**DESCRIPTION OF THE TASK:** Each record must be repeated exactly as it stands.

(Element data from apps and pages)

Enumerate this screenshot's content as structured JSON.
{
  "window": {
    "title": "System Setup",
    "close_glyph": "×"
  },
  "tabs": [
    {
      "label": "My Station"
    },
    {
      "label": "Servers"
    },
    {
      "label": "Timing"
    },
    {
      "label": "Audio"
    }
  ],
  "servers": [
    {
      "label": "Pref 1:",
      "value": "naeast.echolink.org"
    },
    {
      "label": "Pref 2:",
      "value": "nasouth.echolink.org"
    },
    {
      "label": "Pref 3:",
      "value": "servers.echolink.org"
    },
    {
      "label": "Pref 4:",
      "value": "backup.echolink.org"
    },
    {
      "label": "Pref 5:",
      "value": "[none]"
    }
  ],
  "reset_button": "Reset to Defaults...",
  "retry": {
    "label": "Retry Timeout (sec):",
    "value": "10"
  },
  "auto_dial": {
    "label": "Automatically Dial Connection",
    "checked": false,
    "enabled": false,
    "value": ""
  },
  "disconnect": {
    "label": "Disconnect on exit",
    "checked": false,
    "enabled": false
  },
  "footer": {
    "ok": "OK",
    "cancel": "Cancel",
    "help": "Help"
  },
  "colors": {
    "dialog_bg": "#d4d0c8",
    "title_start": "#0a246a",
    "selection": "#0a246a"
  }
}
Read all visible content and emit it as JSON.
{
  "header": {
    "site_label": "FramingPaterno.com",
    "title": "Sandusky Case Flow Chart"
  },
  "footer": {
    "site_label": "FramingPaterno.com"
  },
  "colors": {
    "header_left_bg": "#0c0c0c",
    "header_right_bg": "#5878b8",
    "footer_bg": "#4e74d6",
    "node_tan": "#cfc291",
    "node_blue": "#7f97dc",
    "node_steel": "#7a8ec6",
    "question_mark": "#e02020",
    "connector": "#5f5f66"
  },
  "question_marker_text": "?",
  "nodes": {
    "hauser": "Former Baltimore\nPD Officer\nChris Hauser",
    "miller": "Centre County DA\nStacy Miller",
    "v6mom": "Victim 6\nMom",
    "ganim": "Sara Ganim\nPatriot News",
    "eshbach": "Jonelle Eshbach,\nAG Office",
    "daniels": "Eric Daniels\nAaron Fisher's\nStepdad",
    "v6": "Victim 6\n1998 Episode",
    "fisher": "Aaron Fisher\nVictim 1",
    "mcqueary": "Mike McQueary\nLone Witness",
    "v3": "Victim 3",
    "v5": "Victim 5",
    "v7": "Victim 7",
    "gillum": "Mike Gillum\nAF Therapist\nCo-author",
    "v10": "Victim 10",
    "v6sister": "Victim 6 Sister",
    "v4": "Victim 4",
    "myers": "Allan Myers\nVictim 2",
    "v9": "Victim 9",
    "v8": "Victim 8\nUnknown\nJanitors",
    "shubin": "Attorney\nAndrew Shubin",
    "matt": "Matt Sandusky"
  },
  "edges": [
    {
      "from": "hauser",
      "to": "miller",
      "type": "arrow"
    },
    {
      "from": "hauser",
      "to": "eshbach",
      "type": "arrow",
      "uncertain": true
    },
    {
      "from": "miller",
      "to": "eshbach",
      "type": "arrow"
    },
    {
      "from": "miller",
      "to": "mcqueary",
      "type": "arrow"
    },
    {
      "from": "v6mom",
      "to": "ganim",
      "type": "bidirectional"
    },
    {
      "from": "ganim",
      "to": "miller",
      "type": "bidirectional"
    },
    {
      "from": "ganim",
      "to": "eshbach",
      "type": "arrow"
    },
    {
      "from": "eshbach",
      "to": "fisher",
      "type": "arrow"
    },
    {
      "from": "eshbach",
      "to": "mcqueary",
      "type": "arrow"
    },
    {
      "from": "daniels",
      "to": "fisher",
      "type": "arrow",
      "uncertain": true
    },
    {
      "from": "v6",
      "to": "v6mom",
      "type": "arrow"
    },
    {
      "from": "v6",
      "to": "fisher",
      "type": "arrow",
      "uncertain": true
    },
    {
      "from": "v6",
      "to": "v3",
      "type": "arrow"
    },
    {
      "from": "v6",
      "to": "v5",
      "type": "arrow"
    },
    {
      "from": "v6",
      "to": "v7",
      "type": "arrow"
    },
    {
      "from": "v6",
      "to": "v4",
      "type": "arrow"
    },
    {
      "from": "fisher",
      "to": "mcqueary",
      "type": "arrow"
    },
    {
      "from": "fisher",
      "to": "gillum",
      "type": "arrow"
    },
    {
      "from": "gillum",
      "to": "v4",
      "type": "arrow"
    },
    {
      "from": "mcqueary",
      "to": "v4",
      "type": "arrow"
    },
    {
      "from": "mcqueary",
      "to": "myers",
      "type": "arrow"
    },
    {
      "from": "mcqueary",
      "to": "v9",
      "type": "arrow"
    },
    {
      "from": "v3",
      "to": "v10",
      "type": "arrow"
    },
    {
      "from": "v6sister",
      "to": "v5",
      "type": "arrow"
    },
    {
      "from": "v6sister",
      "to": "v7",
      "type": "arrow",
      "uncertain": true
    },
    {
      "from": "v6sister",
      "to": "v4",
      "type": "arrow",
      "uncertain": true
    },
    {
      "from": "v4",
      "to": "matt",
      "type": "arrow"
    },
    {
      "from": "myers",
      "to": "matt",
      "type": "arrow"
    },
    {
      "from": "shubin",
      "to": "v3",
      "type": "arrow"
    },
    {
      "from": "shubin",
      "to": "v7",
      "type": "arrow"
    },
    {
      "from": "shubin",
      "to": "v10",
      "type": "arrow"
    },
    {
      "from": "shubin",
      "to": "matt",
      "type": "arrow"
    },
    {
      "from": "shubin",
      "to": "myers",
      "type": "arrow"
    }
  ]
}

**OUTPUT OF THE EXERCISE:**
Enumerate this screenshot's content as structured JSON.
{
  "window": {
    "title": "System Setup",
    "close_glyph": "×"
  },
  "tabs": [
    {
      "label": "My Station"
    },
    {
      "label": "Servers"
    },
    {
      "label": "Timing"
    },
    {
      "label": "Audio"
    }
  ],
  "servers": [
    {
      "label": "Pref 1:",
      "value": "naeast.echolink.org"
    },
    {
      "label": "Pref 2:",
      "value": "nasouth.echolink.org"
    },
    {
      "label": "Pref 3:",
      "value": "servers.echolink.org"
    },
    {
      "label": "Pref 4:",
      "value": "backup.echolink.org"
    },
    {
      "label": "Pref 5:",
      "value": "[none]"
    }
  ],
  "reset_button": "Reset to Defaults...",
  "retry": {
    "label": "Retry Timeout (sec):",
    "value": "10"
  },
  "auto_dial": {
    "label": "Automatically Dial Connection",
    "checked": false,
    "enabled": false,
    "value": ""
  },
  "disconnect": {
    "label": "Disconnect on exit",
    "checked": false,
    "enabled": false
  },
  "footer": {
    "ok": "OK",
    "cancel": "Cancel",
    "help": "Help"
  },
  "colors": {
    "dialog_bg": "#d4d0c8",
    "title_start": "#0a246a",
    "selection": "#0a246a"
  }
}
Read all visible content and emit it as JSON.
{
  "header": {
    "site_label": "FramingPaterno.com",
    "title": "Sandusky Case Flow Chart"
  },
  "footer": {
    "site_label": "FramingPaterno.com"
  },
  "colors": {
    "header_left_bg": "#0c0c0c",
    "header_right_bg": "#5878b8",
    "footer_bg": "#4e74d6",
    "node_tan": "#cfc291",
    "node_blue": "#7f97dc",
    "node_steel": "#7a8ec6",
    "question_mark": "#e02020",
    "connector": "#5f5f66"
  },
  "question_marker_text": "?",
  "nodes": {
    "hauser": "Former Baltimore\nPD Officer\nChris Hauser",
    "miller": "Centre County DA\nStacy Miller",
    "v6mom": "Victim 6\nMom",
    "ganim": "Sara Ganim\nPatriot News",
    "eshbach": "Jonelle Eshbach,\nAG Office",
    "daniels": "Eric Daniels\nAaron Fisher's\nStepdad",
    "v6": "Victim 6\n1998 Episode",
    "fisher": "Aaron Fisher\nVictim 1",
    "mcqueary": "Mike McQueary\nLone Witness",
    "v3": "Victim 3",
    "v5": "Victim 5",
    "v7": "Victim 7",
    "gillum": "Mike Gillum\nAF Therapist\nCo-author",
    "v10": "Victim 10",
    "v6sister": "Victim 6 Sister",
    "v4": "Victim 4",
    "myers": "Allan Myers\nVictim 2",
    "v9": "Victim 9",
    "v8": "Victim 8\nUnknown\nJanitors",
    "shubin": "Attorney\nAndrew Shubin",
    "matt": "Matt Sandusky"
  },
  "edges": [
    {
      "from": "hauser",
      "to": "miller",
      "type": "arrow"
    },
    {
      "from": "hauser",
      "to": "eshbach",
      "type": "arrow",
      "uncertain": true
    },
    {
      "from": "miller",
      "to": "eshbach",
      "type": "arrow"
    },
    {
      "from": "miller",
      "to": "mcqueary",
      "type": "arrow"
    },
    {
      "from": "v6mom",
      "to": "ganim",
      "type": "bidirectional"
    },
    {
      "from": "ganim",
      "to": "miller",
      "type": "bidirectional"
    },
    {
      "from": "ganim",
      "to": "eshbach",
      "type": "arrow"
    },
    {
      "from": "eshbach",
      "to": "fisher",
      "type": "arrow"
    },
    {
      "from": "eshbach",
      "to": "mcqueary",
      "type": "arrow"
    },
    {
      "from": "daniels",
      "to": "fisher",
      "type": "arrow",
      "uncertain": true
    },
    {
      "from": "v6",
      "to": "v6mom",
      "type": "arrow"
    },
    {
      "from": "v6",
      "to": "fisher",
      "type": "arrow",
      "uncertain": true
    },
    {
      "from": "v6",
      "to": "v3",
      "type": "arrow"
    },
    {
      "from": "v6",
      "to": "v5",
      "type": "arrow"
    },
    {
      "from": "v6",
      "to": "v7",
      "type": "arrow"
    },
    {
      "from": "v6",
      "to": "v4",
      "type": "arrow"
    },
    {
      "from": "fisher",
      "to": "mcqueary",
      "type": "arrow"
    },
    {
      "from": "fisher",
      "to": "gillum",
      "type": "arrow"
    },
    {
      "from": "gillum",
      "to": "v4",
      "type": "arrow"
    },
    {
      "from": "mcqueary",
      "to": "v4",
      "type": "arrow"
    },
    {
      "from": "mcqueary",
      "to": "myers",
      "type": "arrow"
    },
    {
      "from": "mcqueary",
      "to": "v9",
      "type": "arrow"
    },
    {
      "from": "v3",
      "to": "v10",
      "type": "arrow"
    },
    {
      "from": "v6sister",
      "to": "v5",
      "type": "arrow"
    },
    {
      "from": "v6sister",
      "to": "v7",
      "type": "arrow",
      "uncertain": true
    },
    {
      "from": "v6sister",
      "to": "v4",
      "type": "arrow",
      "uncertain": true
    },
    {
      "from": "v4",
      "to": "matt",
      "type": "arrow"
    },
    {
      "from": "myers",
      "to": "matt",
      "type": "arrow"
    },
    {
      "from": "shubin",
      "to": "v3",
      "type": "arrow"
    },
    {
      "from": "shubin",
      "to": "v7",
      "type": "arrow"
    },
    {
      "from": "shubin",
      "to": "v10",
      "type": "arrow"
    },
    {
      "from": "shubin",
      "to": "matt",
      "type": "arrow"
    },
    {
      "from": "shubin",
      "to": "myers",
      "type": "arrow"
    }
  ]
}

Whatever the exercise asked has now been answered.